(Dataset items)
= = = = = = =

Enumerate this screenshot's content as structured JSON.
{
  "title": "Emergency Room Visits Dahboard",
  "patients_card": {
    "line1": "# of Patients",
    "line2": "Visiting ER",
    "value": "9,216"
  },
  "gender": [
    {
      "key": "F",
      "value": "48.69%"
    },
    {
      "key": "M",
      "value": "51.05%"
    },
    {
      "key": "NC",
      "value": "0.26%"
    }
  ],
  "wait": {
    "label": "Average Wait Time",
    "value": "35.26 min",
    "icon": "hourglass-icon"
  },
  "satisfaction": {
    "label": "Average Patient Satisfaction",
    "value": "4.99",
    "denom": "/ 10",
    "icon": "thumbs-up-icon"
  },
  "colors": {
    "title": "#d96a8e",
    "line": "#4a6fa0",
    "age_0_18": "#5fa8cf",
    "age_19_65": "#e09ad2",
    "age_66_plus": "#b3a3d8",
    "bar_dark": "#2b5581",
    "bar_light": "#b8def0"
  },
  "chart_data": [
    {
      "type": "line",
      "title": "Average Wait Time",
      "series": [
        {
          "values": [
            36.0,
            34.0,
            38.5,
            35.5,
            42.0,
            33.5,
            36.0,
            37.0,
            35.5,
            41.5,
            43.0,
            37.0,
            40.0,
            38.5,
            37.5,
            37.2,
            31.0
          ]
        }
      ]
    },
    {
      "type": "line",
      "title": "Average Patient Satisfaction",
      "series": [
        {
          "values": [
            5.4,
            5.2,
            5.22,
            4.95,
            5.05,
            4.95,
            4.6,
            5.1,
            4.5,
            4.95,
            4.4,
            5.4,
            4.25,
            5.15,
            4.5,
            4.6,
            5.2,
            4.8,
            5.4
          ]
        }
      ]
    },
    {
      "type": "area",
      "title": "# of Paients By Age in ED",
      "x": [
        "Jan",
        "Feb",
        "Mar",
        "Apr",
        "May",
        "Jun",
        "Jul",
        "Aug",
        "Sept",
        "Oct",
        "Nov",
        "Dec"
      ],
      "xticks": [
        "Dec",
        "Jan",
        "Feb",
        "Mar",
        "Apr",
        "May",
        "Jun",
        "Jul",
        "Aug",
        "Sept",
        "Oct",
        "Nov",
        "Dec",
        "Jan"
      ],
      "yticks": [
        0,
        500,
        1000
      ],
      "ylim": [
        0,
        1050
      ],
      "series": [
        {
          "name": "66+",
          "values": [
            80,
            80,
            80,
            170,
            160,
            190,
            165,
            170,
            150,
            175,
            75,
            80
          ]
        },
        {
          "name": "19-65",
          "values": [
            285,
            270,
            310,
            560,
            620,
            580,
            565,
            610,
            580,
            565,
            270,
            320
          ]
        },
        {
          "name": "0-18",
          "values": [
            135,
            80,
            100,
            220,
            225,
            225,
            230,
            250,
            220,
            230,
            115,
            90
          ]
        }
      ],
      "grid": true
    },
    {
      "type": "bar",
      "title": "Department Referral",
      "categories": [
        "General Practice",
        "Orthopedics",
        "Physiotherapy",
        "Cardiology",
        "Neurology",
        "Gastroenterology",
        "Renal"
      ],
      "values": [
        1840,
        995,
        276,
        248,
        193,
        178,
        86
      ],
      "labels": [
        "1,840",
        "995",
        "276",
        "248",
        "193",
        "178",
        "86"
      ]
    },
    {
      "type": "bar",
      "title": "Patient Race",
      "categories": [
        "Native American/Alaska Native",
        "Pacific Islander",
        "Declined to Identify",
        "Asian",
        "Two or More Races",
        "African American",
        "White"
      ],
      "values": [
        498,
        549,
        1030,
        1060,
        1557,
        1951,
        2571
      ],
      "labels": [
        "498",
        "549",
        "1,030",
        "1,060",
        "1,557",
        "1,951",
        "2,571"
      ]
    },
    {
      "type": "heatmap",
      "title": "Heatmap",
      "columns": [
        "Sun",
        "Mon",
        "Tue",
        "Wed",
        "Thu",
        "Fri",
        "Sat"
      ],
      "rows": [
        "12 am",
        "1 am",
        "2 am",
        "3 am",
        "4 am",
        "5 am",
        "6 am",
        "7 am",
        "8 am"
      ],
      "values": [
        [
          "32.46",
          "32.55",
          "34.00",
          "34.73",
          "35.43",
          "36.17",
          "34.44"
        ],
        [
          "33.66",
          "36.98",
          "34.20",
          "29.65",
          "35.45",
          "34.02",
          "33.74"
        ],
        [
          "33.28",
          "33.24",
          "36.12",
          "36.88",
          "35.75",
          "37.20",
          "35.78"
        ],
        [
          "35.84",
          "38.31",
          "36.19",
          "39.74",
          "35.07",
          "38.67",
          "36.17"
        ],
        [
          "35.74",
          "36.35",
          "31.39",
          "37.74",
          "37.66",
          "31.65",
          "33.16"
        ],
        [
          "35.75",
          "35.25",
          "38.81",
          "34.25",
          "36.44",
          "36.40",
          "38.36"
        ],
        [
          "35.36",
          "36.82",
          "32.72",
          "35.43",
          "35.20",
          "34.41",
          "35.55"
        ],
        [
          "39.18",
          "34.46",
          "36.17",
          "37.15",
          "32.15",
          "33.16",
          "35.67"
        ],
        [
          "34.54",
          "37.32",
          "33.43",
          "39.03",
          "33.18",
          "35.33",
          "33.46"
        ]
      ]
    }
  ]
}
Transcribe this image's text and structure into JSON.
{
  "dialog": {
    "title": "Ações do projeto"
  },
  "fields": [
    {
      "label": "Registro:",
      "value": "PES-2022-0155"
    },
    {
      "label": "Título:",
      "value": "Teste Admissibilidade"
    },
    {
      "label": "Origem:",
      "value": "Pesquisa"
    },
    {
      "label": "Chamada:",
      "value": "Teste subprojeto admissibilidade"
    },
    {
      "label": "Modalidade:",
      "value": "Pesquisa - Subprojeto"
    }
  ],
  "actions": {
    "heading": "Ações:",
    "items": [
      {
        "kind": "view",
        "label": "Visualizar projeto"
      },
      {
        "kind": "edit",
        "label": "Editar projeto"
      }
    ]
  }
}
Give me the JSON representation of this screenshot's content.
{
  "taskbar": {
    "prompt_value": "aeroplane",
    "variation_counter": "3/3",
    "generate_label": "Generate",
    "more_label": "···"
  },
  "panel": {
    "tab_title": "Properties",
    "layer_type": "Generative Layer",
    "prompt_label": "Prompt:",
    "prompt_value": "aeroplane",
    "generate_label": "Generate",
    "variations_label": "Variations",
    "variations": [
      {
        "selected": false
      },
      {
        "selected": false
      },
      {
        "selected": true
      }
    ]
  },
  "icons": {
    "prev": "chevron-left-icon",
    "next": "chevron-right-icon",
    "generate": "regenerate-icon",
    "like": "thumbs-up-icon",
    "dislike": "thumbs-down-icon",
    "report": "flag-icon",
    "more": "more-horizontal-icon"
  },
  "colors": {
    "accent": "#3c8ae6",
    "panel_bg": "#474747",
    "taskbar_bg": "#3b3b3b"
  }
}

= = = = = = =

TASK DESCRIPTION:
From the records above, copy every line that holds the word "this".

WRITTEN RESPONSE:
Enumerate this screenshot's content as structured JSON.
Transcribe this image's text and structure into JSON.
Give me the JSON representation of this screenshot's content.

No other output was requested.